→ DATA FOR REVIEW:
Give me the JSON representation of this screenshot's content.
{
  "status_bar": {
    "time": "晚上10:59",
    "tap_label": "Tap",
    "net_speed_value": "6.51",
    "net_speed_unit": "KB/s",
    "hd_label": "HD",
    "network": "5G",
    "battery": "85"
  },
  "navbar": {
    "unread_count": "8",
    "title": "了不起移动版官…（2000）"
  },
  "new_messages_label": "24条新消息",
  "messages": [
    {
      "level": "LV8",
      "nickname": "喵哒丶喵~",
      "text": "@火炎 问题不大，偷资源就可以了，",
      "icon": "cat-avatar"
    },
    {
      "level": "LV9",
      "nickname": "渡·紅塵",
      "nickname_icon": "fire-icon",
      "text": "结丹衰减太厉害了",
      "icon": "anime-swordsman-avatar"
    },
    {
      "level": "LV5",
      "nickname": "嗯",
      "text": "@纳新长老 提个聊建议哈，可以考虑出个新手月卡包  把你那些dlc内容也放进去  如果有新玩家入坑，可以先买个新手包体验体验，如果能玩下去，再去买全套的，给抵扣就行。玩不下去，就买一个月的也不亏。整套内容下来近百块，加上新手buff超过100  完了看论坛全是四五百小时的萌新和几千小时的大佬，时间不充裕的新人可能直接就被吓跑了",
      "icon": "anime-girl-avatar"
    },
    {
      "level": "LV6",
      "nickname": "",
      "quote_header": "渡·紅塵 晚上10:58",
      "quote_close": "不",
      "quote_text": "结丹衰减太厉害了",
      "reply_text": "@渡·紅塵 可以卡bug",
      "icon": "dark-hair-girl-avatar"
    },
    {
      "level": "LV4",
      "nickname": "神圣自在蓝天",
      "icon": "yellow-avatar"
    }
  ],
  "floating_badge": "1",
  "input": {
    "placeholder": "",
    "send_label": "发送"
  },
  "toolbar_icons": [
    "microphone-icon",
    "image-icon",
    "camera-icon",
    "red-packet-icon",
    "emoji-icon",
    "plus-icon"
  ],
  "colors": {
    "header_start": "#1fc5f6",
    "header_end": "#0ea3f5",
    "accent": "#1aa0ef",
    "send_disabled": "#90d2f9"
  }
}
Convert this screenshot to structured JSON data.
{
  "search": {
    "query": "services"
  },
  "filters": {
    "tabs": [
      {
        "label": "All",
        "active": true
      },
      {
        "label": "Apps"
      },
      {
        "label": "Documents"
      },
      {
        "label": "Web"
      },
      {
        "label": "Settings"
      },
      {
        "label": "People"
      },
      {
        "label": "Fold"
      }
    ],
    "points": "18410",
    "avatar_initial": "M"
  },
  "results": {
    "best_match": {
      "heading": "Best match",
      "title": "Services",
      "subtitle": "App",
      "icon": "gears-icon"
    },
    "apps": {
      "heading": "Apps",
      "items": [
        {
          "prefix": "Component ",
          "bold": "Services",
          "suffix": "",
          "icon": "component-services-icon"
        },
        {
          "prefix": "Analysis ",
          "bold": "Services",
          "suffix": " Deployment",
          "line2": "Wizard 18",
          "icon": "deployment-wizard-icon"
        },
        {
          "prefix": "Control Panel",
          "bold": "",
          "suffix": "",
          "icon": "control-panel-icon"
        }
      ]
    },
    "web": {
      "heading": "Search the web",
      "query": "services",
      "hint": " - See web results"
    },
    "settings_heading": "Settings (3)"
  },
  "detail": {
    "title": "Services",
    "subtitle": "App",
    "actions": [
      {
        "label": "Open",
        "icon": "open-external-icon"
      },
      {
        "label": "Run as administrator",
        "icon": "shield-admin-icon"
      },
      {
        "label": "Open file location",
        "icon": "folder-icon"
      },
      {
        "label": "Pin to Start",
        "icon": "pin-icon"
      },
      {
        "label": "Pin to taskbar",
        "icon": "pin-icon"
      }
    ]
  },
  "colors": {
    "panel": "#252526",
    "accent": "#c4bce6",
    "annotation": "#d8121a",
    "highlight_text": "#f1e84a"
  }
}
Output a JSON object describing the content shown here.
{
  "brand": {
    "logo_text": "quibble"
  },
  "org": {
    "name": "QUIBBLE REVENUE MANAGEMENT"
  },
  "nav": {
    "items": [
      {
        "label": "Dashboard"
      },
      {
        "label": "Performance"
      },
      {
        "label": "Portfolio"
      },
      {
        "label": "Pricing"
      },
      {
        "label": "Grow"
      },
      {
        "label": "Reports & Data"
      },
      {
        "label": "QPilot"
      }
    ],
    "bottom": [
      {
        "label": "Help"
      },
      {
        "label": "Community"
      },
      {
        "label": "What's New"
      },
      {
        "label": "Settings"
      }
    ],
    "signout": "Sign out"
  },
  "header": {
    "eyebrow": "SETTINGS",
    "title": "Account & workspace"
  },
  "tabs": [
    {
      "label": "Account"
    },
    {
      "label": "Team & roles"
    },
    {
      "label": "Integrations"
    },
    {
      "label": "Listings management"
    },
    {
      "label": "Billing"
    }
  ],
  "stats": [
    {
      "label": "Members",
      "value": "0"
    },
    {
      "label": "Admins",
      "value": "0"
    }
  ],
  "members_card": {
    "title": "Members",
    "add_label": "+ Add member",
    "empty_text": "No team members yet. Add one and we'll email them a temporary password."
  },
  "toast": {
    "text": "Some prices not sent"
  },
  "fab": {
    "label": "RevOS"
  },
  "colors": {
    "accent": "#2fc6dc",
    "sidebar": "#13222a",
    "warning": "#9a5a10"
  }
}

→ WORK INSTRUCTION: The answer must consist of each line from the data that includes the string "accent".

→ RESULT OF THIS EXERCISE:
    "accent": "#1aa0ef",
    "accent": "#c4bce6",
    "accent": "#2fc6dc",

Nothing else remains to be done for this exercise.